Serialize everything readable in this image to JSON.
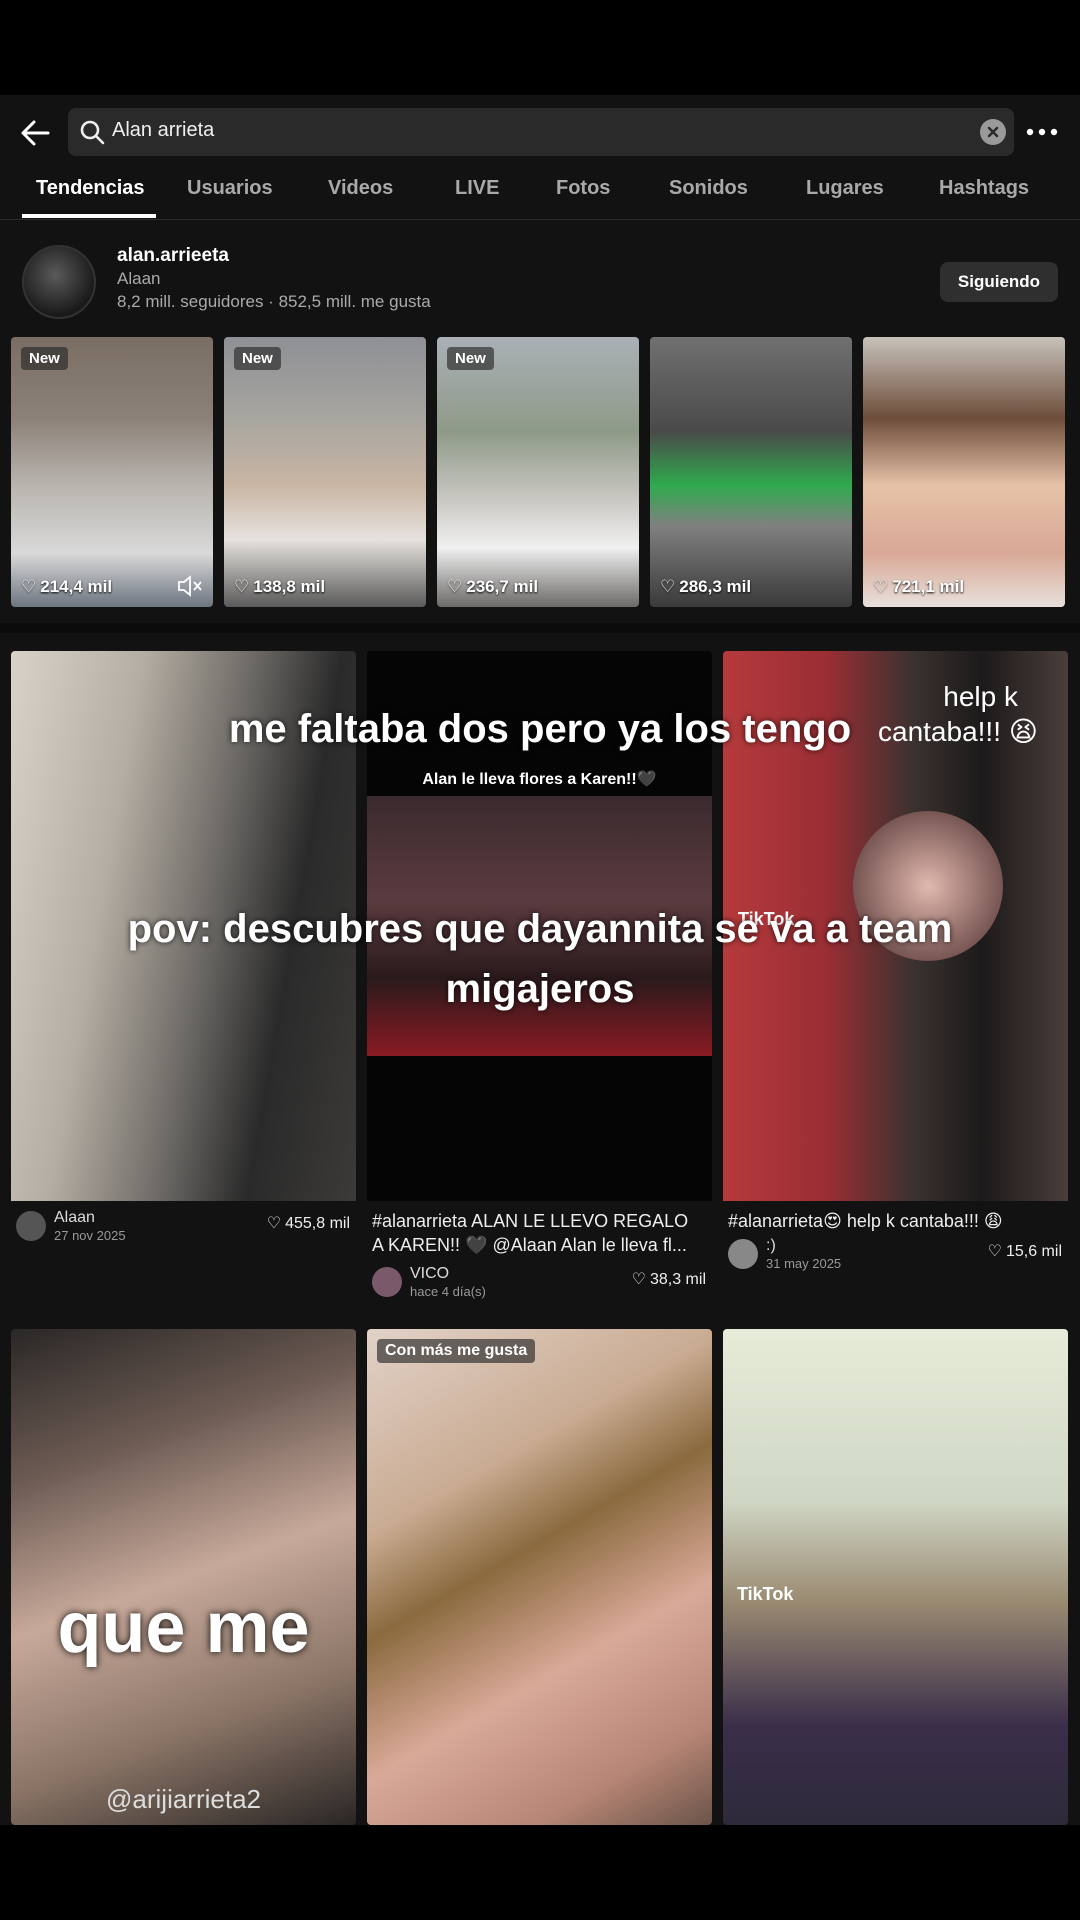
{
  "search": {
    "query": "Alan arrieta"
  },
  "tabs": [
    "Tendencias",
    "Usuarios",
    "Videos",
    "LIVE",
    "Fotos",
    "Sonidos",
    "Lugares",
    "Hashtags"
  ],
  "active_tab": "Tendencias",
  "profile": {
    "handle": "alan.arrieeta",
    "name": "Alaan",
    "stats": "8,2 mill. seguidores · 852,5 mill. me gusta",
    "follow_label": "Siguiendo"
  },
  "stories": [
    {
      "badge": "New",
      "likes": "214,4 mil",
      "muted": true
    },
    {
      "badge": "New",
      "likes": "138,8 mil"
    },
    {
      "badge": "New",
      "likes": "236,7 mil"
    },
    {
      "badge": "",
      "likes": "286,3 mil"
    },
    {
      "badge": "",
      "likes": "721,1 mil"
    }
  ],
  "overlays": {
    "top": "me faltaba dos pero ya los tengo",
    "pov_line1": "pov: descubres que dayannita se va a team",
    "pov_line2": "migajeros",
    "flowers": "Alan le lleva flores a Karen!!🖤",
    "help_line1": "help k",
    "help_line2": "cantaba!!! 😫",
    "tiktok_wm": "TikTok",
    "queme": "que me",
    "queme_handle": "@arijiarrieta2",
    "top_badge": "Con más me gusta"
  },
  "videos": [
    {
      "caption": "",
      "author": "Alaan",
      "date": "27 nov 2025",
      "likes": "455,8 mil"
    },
    {
      "caption_line1": "#alanarrieta ALAN LE LLEVO REGALO",
      "caption_line2": "A KAREN!! 🖤 @Alaan Alan le lleva fl...",
      "author": "VICO",
      "date": "hace 4 día(s)",
      "likes": "38,3 mil"
    },
    {
      "caption_line1": "#alanarrieta😍 help k cantaba!!! 😩",
      "author": ":)",
      "date": "31 may 2025",
      "likes": "15,6 mil"
    }
  ]
}
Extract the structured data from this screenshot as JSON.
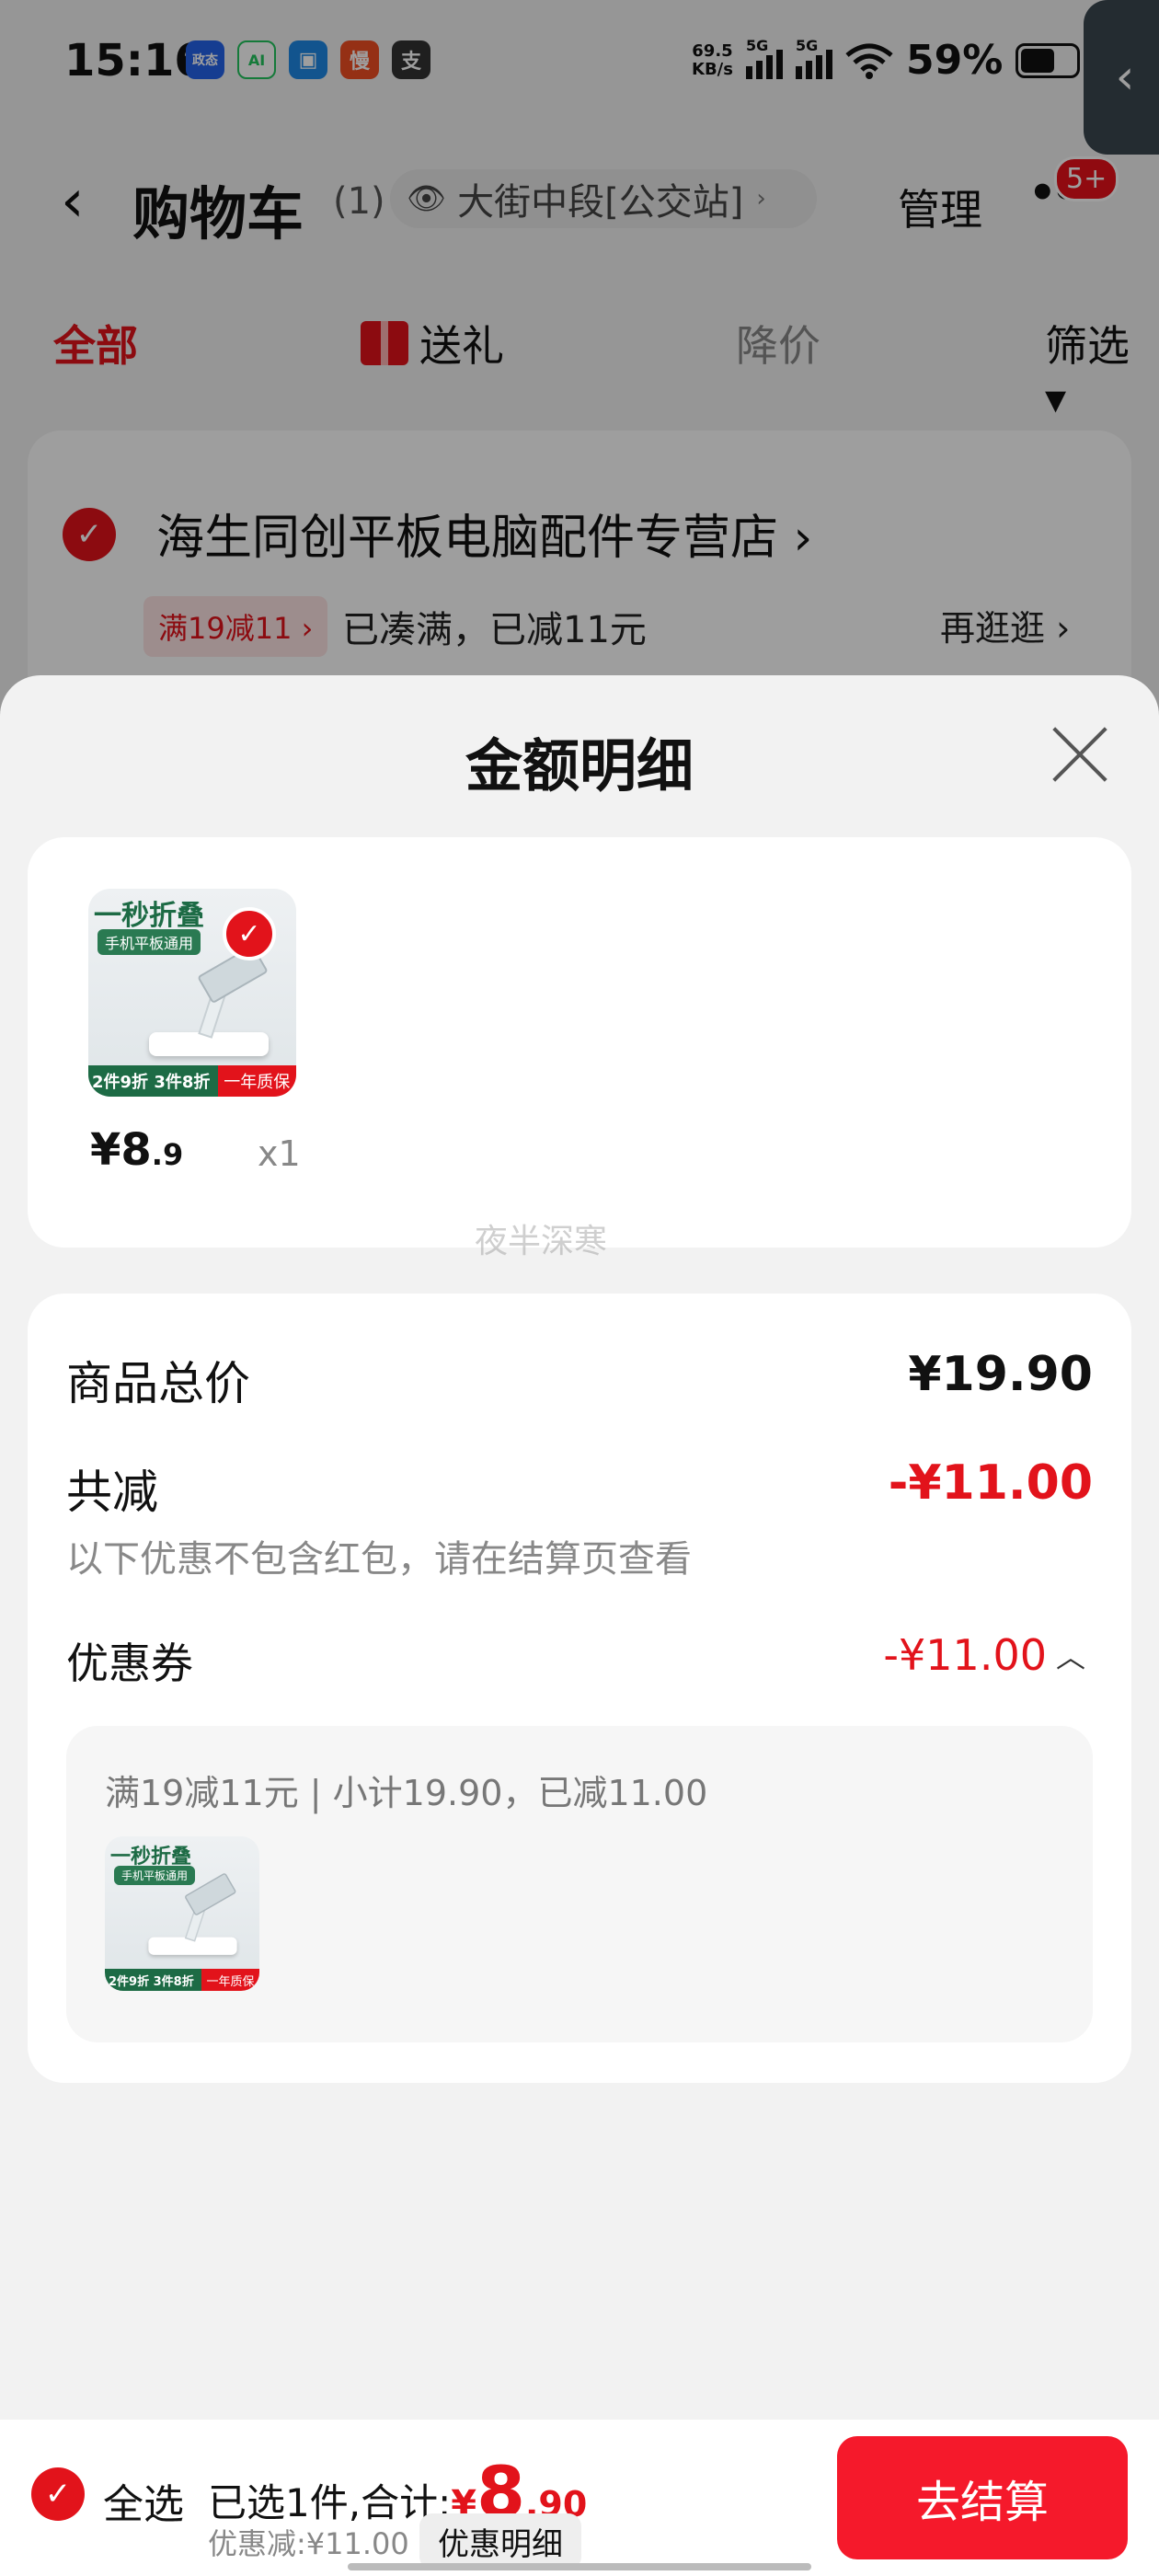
{
  "status_bar": {
    "time": "15:16",
    "app_icons": [
      {
        "name": "政态",
        "color": "#2563eb"
      },
      {
        "name": "AI",
        "color": "#22c55e"
      },
      {
        "name": "▣",
        "color": "#1e88e5"
      },
      {
        "name": "慢",
        "color": "#f04e23"
      },
      {
        "name": "支",
        "color": "#333333"
      }
    ],
    "net_speed_value": "69.5",
    "net_speed_unit": "KB/s",
    "signal_1": "5G",
    "signal_2": "5G",
    "battery": "59%"
  },
  "nav": {
    "title": "购物车",
    "count": "(1)",
    "location": "大街中段[公交站]",
    "manage": "管理",
    "more": "•••",
    "badge": "5+"
  },
  "tabs": [
    {
      "label": "全部"
    },
    {
      "label": "送礼"
    },
    {
      "label": "降价"
    },
    {
      "label": "筛选 ▾"
    }
  ],
  "store": {
    "name": "海生同创平板电脑配件专营店 ›",
    "coupon_tag": "满19减11 ›",
    "coupon_msg": "已凑满，已减11元",
    "browse": "再逛逛 ›"
  },
  "sheet": {
    "title": "金额明细",
    "product": {
      "thumb_title": "一秒折叠",
      "thumb_sub": "手机平板通用",
      "thumb_foot_left": "2件9折 3件8折",
      "thumb_foot_right": "一年质保",
      "price_int": "¥8",
      "price_dec": ".9",
      "qty": "x1"
    },
    "details": {
      "total_label": "商品总价",
      "total_value": "¥19.90",
      "reduce_label": "共减",
      "reduce_value": "-¥11.00",
      "note": "以下优惠不包含红包，请在结算页查看",
      "coupon_label": "优惠券",
      "coupon_value": "-¥11.00",
      "coupon_desc": "满19减11元 | 小计19.90，已减11.00"
    },
    "watermark": "夜半深寒"
  },
  "bottom_bar": {
    "select_all": "全选",
    "total_prefix": "已选1件,合计:",
    "currency": "¥",
    "total_int": "8",
    "total_dec": ".90",
    "discount": "优惠减:¥11.00",
    "detail_button": "优惠明细",
    "checkout": "去结算"
  },
  "colors": {
    "accent_red": "#e2131b",
    "checkout_red": "#f5192b"
  }
}
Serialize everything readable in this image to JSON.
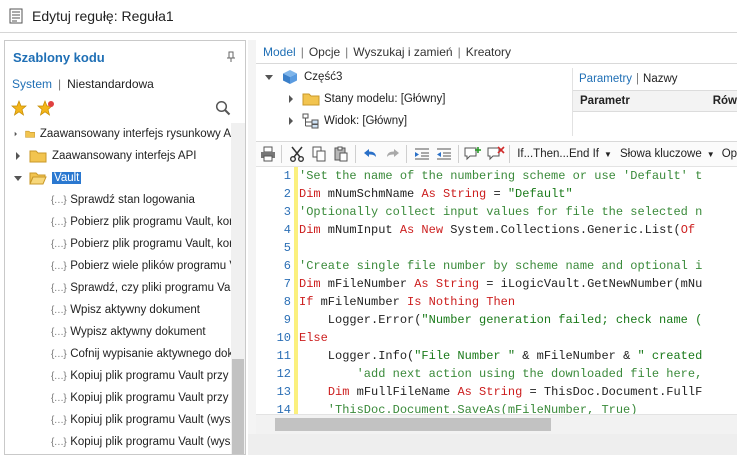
{
  "window": {
    "title": "Edytuj regułę: Reguła1"
  },
  "left_panel": {
    "title": "Szablony kodu",
    "tabs": [
      {
        "label": "System",
        "active": true
      },
      {
        "label": "Niestandardowa",
        "active": false
      }
    ],
    "tree": [
      {
        "type": "folder",
        "label": "Zaawansowany interfejs rysunkowy A",
        "expanded": false
      },
      {
        "type": "folder",
        "label": "Zaawansowany interfejs API",
        "expanded": false
      },
      {
        "type": "folder",
        "label": "Vault",
        "expanded": true,
        "selected": true
      },
      {
        "type": "snippet",
        "label": "Sprawdź stan logowania"
      },
      {
        "type": "snippet",
        "label": "Pobierz plik programu Vault, korz"
      },
      {
        "type": "snippet",
        "label": "Pobierz plik programu Vault, korz"
      },
      {
        "type": "snippet",
        "label": "Pobierz wiele plików programu Vau"
      },
      {
        "type": "snippet",
        "label": "Sprawdź, czy pliki programu Vault"
      },
      {
        "type": "snippet",
        "label": "Wpisz aktywny dokument"
      },
      {
        "type": "snippet",
        "label": "Wypisz aktywny dokument"
      },
      {
        "type": "snippet",
        "label": "Cofnij wypisanie aktywnego doku"
      },
      {
        "type": "snippet",
        "label": "Kopiuj plik programu Vault przy u"
      },
      {
        "type": "snippet",
        "label": "Kopiuj plik programu Vault przy u"
      },
      {
        "type": "snippet",
        "label": "Kopiuj plik programu Vault (wyszu"
      },
      {
        "type": "snippet",
        "label": "Kopiuj plik programu Vault (wyszu"
      }
    ],
    "snippet_glyph": "{…}"
  },
  "right_tabs": [
    {
      "label": "Model",
      "active": true
    },
    {
      "label": "Opcje",
      "active": false
    },
    {
      "label": "Wyszukaj i zamień",
      "active": false
    },
    {
      "label": "Kreatory",
      "active": false
    }
  ],
  "model_tree": {
    "root": "Część3",
    "children": [
      "Stany modelu: [Główny]",
      "Widok: [Główny]"
    ]
  },
  "params": {
    "tabs": [
      {
        "label": "Parametry",
        "active": true
      },
      {
        "label": "Nazwy",
        "active": false
      }
    ],
    "columns": [
      "Parametr",
      "Rów"
    ]
  },
  "toolbar": {
    "ifthen_label": "If...Then...End If",
    "keywords_label": "Słowa kluczowe",
    "more_label": "Op"
  },
  "editor": {
    "line_numbers": [
      "1",
      "2",
      "3",
      "4",
      "5",
      "6",
      "7",
      "8",
      "9",
      "10",
      "11",
      "12",
      "13",
      "14"
    ],
    "lines": [
      [
        {
          "t": "cm",
          "s": "'Set the name of the numbering scheme or use 'Default' t"
        }
      ],
      [
        {
          "t": "kw",
          "s": "Dim"
        },
        {
          "t": "tx",
          "s": " mNumSchmName "
        },
        {
          "t": "kw",
          "s": "As String"
        },
        {
          "t": "tx",
          "s": " = "
        },
        {
          "t": "st",
          "s": "\"Default\""
        }
      ],
      [
        {
          "t": "cm",
          "s": "'Optionally collect input values for file the selected n"
        }
      ],
      [
        {
          "t": "kw",
          "s": "Dim"
        },
        {
          "t": "tx",
          "s": " mNumInput "
        },
        {
          "t": "kw",
          "s": "As New"
        },
        {
          "t": "tx",
          "s": " System.Collections.Generic.List("
        },
        {
          "t": "kw",
          "s": "Of"
        }
      ],
      [
        {
          "t": "tx",
          "s": ""
        }
      ],
      [
        {
          "t": "cm",
          "s": "'Create single file number by scheme name and optional i"
        }
      ],
      [
        {
          "t": "kw",
          "s": "Dim"
        },
        {
          "t": "tx",
          "s": " mFileNumber "
        },
        {
          "t": "kw",
          "s": "As String"
        },
        {
          "t": "tx",
          "s": " = iLogicVault.GetNewNumber(mNu"
        }
      ],
      [
        {
          "t": "kw",
          "s": "If"
        },
        {
          "t": "tx",
          "s": " mFileNumber "
        },
        {
          "t": "kw",
          "s": "Is Nothing Then"
        }
      ],
      [
        {
          "t": "tx",
          "s": "    Logger.Error("
        },
        {
          "t": "st",
          "s": "\"Number generation failed; check name ("
        }
      ],
      [
        {
          "t": "kw",
          "s": "Else"
        }
      ],
      [
        {
          "t": "tx",
          "s": "    Logger.Info("
        },
        {
          "t": "st",
          "s": "\"File Number \""
        },
        {
          "t": "tx",
          "s": " & mFileNumber & "
        },
        {
          "t": "st",
          "s": "\" created"
        }
      ],
      [
        {
          "t": "cm",
          "s": "        'add next action using the downloaded file here,"
        }
      ],
      [
        {
          "t": "tx",
          "s": "    "
        },
        {
          "t": "kw",
          "s": "Dim"
        },
        {
          "t": "tx",
          "s": " mFullFileName "
        },
        {
          "t": "kw",
          "s": "As String"
        },
        {
          "t": "tx",
          "s": " = ThisDoc.Document.FullF"
        }
      ],
      [
        {
          "t": "cm",
          "s": "    'ThisDoc.Document.SaveAs(mFileNumber, True)"
        }
      ]
    ]
  }
}
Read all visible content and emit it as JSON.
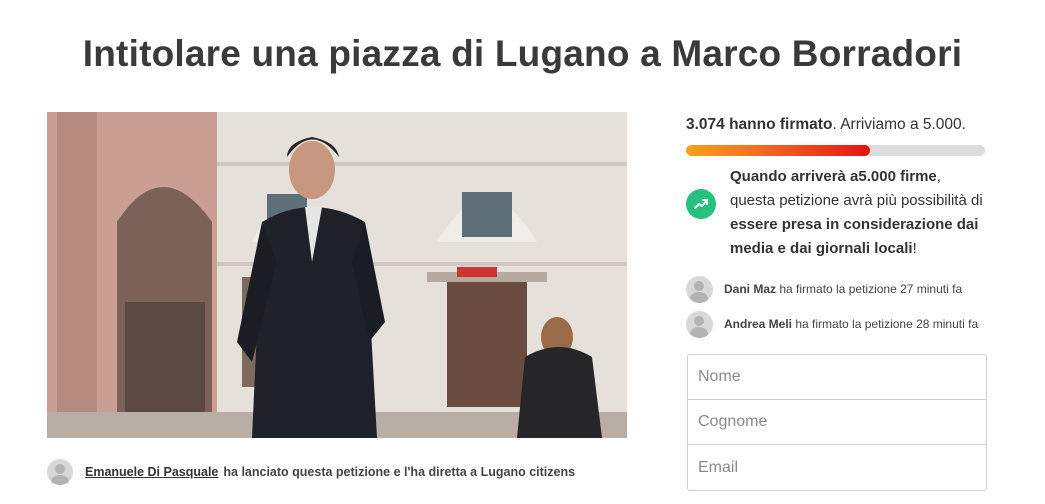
{
  "petition": {
    "title": "Intitolare una piazza di Lugano a Marco Borradori"
  },
  "starter": {
    "name": "Emanuele Di Pasquale",
    "text": "ha lanciato questa petizione e l'ha diretta a Lugano citizens"
  },
  "progress": {
    "count": "3.074 hanno firmato",
    "goal_text": ". Arriviamo a 5.000.",
    "fraction": 0.6148
  },
  "goal_message": {
    "bold1": "Quando arriverà a5.000 firme",
    "plain1": ", questa petizione avrà più possibilità di ",
    "bold2": "essere presa in considerazione dai media e dai giornali locali",
    "plain2": "!",
    "icon": "trending-up-icon"
  },
  "recent_signers": [
    {
      "name": "Dani Maz",
      "action": "ha firmato la petizione 27 minuti fa"
    },
    {
      "name": "Andrea Meli",
      "action": "ha firmato la petizione 28 minuti fa"
    }
  ],
  "form": {
    "first_name_placeholder": "Nome",
    "last_name_placeholder": "Cognome",
    "email_placeholder": "Email"
  },
  "colors": {
    "accent_green": "#27c07d",
    "progress_start": "#f7a21a",
    "progress_end": "#e81212"
  }
}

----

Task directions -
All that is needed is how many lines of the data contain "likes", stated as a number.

Solution to the exercise -
8